_WHAT IS BEING ASKED:_ Scan the records for the word "name". Report each line where it occurs.

**** TASK INPUTS ****

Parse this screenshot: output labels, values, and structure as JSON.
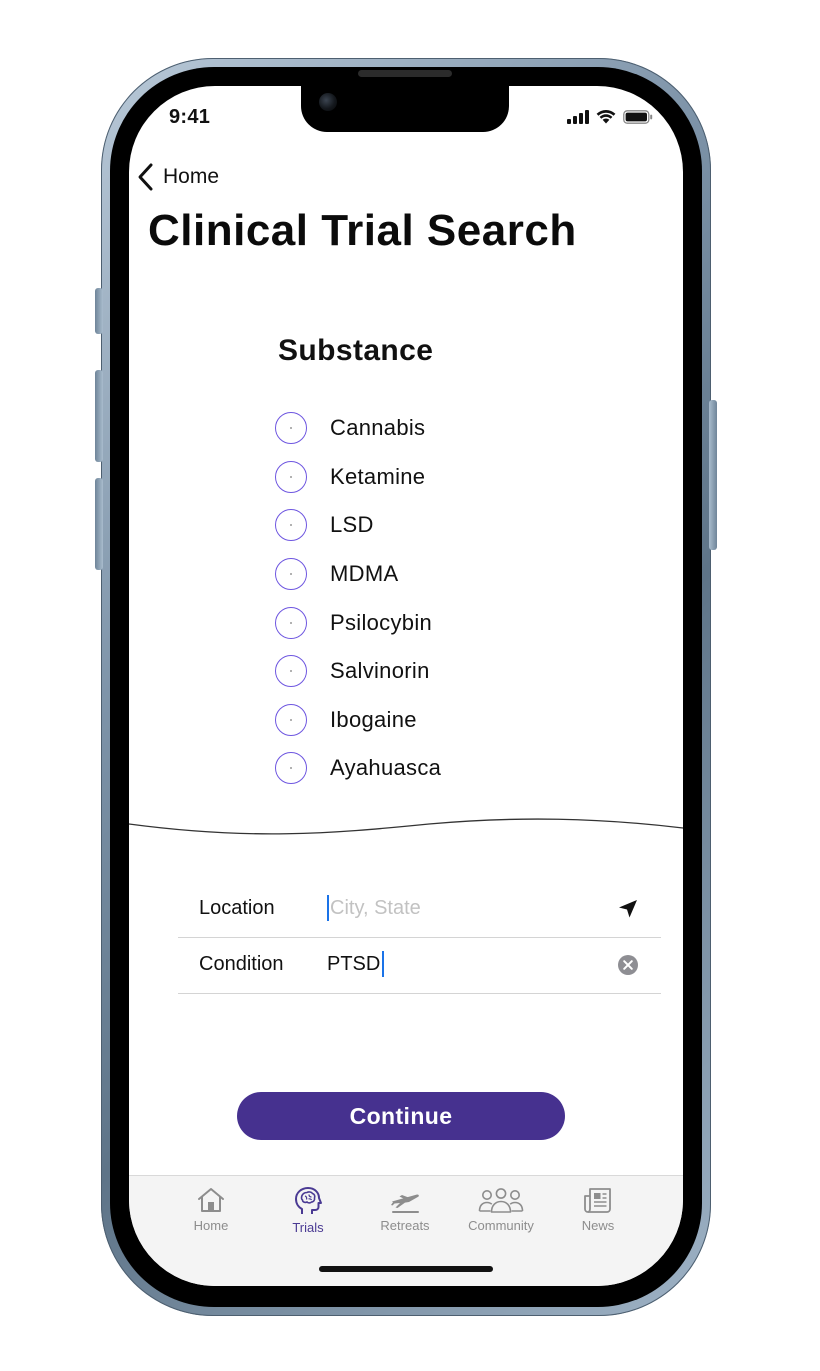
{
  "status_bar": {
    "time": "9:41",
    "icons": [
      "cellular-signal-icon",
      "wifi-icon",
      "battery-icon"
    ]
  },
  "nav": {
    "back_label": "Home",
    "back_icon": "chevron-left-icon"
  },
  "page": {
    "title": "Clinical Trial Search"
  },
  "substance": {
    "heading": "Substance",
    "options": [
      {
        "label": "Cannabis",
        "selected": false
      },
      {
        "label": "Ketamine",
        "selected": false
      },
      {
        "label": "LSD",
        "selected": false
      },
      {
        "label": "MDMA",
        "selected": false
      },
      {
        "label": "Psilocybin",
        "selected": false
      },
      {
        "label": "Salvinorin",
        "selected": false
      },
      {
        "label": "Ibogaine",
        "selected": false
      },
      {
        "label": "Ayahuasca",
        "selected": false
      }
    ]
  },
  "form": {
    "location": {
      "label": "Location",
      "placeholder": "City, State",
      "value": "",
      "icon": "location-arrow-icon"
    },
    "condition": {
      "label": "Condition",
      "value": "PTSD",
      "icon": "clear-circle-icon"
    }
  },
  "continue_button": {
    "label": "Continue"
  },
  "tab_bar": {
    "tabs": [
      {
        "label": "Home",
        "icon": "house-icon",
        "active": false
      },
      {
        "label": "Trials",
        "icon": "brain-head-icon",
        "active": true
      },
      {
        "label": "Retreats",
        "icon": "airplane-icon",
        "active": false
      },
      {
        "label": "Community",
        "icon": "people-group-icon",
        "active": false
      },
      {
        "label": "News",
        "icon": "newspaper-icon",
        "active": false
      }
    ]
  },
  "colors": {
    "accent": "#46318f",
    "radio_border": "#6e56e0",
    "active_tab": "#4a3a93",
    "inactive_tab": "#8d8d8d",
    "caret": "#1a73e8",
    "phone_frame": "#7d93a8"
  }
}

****
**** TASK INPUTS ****

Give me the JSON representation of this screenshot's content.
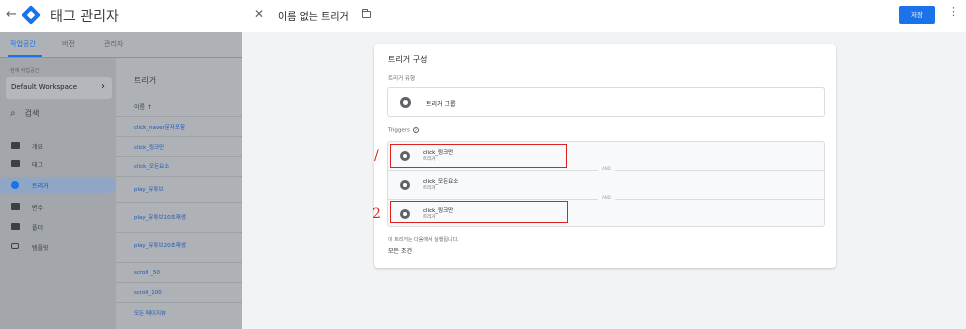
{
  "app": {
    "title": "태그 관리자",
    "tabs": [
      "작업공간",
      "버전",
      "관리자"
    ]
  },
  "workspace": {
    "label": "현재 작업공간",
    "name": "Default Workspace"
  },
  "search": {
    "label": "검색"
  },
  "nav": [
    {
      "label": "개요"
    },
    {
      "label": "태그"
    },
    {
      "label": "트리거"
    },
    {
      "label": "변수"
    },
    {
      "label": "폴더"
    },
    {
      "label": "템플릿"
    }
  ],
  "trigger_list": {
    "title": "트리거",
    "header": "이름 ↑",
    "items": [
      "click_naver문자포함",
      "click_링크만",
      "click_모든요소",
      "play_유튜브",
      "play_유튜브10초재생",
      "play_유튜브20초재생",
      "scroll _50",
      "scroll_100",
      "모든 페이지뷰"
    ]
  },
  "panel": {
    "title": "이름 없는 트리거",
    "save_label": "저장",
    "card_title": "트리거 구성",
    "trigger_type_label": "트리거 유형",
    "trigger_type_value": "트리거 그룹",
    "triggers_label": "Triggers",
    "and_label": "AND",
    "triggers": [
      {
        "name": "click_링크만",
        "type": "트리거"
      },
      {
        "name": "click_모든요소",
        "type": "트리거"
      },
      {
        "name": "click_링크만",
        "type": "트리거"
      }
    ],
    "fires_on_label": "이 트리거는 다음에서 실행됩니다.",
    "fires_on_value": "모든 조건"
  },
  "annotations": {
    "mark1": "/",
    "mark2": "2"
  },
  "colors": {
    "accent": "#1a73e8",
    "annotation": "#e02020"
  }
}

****
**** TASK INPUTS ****

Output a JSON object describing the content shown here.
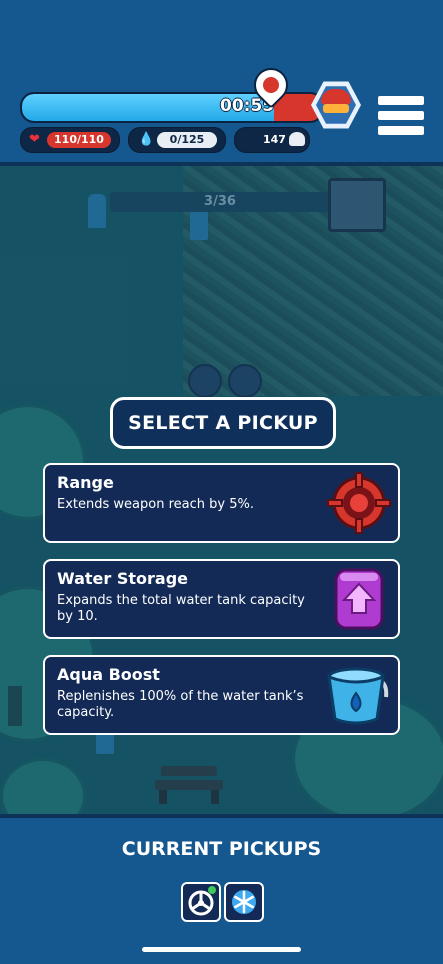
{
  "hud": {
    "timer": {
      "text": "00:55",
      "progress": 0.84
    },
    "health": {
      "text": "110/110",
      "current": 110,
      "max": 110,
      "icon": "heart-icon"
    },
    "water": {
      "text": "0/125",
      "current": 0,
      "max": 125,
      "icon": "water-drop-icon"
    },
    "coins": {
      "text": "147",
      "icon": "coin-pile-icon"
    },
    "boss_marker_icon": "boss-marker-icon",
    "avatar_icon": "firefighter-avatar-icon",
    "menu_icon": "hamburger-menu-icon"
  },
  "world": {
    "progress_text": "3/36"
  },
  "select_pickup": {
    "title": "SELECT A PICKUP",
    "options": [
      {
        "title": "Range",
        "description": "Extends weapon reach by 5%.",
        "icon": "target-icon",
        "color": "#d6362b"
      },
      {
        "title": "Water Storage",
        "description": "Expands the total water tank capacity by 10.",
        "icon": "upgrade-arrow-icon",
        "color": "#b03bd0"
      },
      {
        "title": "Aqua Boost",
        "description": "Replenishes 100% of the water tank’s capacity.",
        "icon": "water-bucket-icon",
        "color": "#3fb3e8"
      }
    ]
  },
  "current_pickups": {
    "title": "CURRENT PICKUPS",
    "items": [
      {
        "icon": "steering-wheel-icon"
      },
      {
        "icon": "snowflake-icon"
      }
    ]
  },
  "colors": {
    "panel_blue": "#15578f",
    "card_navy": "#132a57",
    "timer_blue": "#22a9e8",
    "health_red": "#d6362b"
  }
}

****

_EXPECTED OUTPUT:_
    "name": "Default Workspace"
        "name": "click_링크만",
        "name": "click_모든요소",
        "name": "click_링크만",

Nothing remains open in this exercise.